2 St. John of Kronstadt teaches the same, in his My Life in Christ:

Why did not the Almighty create the world at once, but in six days? In order to teach man by deeds to perform his work gradually, not hurriedly, but with consideration. If you pray, pray without hurrying; if you read the Gospel, or, in general, any religious or worldly books, do not read them hurriedly, but read with consideration and with a true view of the material. If you are learning a lesson, do not hurry to finish it quickly, but penetrate into the subject deeply and consider it well. If you are doing work, do it without hurrying, with consideration quietly. Even the world was not created instantaneously but in six days. The Lord shows us an example in everything; let us follow His steps.—Trans.

3 “In classical antiquity, the seven classical planets or seven luminaries are the seven moving astronomical objects in the sky visible to the naked eye: the Moon, Mercury, Venus, the Sun, Mars, Jupiter, and Saturn.”—Wikipedia,—Trans.

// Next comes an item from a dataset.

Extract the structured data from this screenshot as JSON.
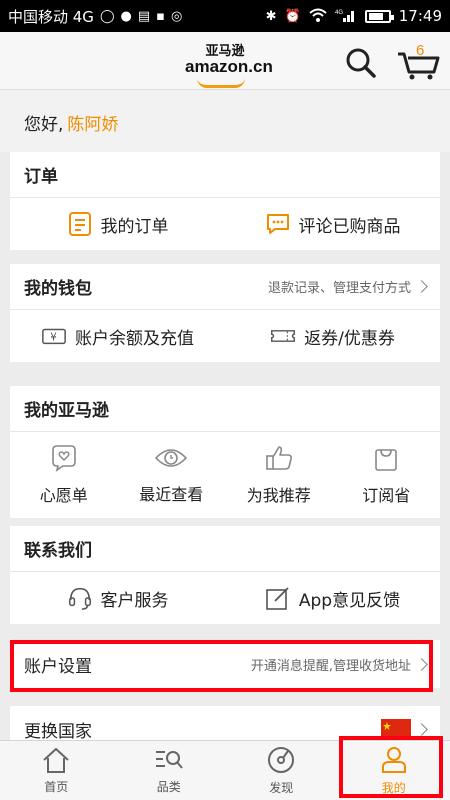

4 Recall that St. Innocent uses “Fathers” in a broader sense. Even so, it’s unclear who he’s referring to. It is true that St. Augustine and Origen had difficulty understanding the days literally (though St. Augustine also states that whoever can manage to interpret it all literally while maintaining the Orthodox faith is the most admirable interpreter of the text. See his On Genesis: The Refutation of the Manichees 2.3), however, they believe the whole of the work presented in the six days by Moses in fact occurred in a single instance, not over several indefinite periods. Moses’ narrative, then, is a tool for us to contemplate various aspects of creation. In his Against Celsus 1.19, Origen explicitly states that the world is far less than 10,000 years old.

There is also an early tradition that each day prophesied of a thousand years of the earth’s existence. See for example St. Irenaeus of Lyons, Against Heresies 5.28.3. However, St. Irenaeus’ interpretation is precisely that the days were literal days, which is the foundation for their value as prophecy. For example, in 5.23.2, he specifies that Adam sinned on Friday.

While the Fathers allowed for symbolic or allegorical interpretations of the days of creation and of the creation account in general, they continually emphasize that these layers of interpretation don’t do away with the literal, historical interpretation.—Trans.

5 St. Innocent is here following the interpretation of several great Fathers, who specify that Moses is explicitly laying down the definition of a day. See for example, St. Hippolytus of Rome, On Genesis 1.5; St. Ambrose of Milan Hexaemeron 1.37; St. Basil the Great, Hexameron 2.8; St. John Chrysostom, Homily 3.10-11, and St. Gregory Palamas, Homily 17.—Trans.

6 Several Fathers specifically note that the sun was created for the measurement of time, not that time itself is dependent upon the existence of the sun. In fact, they teach that God created the sun only on the fourth day so that man wouldn’t falsely attribute existence to the sun. See St. Leo the Great, Sermon 27.5; St. Theophilus of Antioch, To Autolycus 2.15; Victorinus, On the Creation of the World; St. Ambrose of Milan, Hexaemeron 3.6, 4.1; St. Anastasios of Sinai, Hexaemeron 4.2.1; St. Basil the Great, Hexaemeron 2.7-8; and many others.

In fact, in his Against Eunomius 1.21, St. Basil ridicules the idea that time is dependent upon the motion of heavenly bodies as a Eunomian delusion.—Trans.

7 “Erev” means eve or evening.—Trans.

Here you can leave your comment on the present article, not exceeding 4000 characters. All comments will be read by the editors of OrthoChristian.Com.
Enter through FaceBook
Your name:
Your e-mail:
Enter the digits, seen on picture:

Characters remaining: 4000

to our mailing list

* indicates required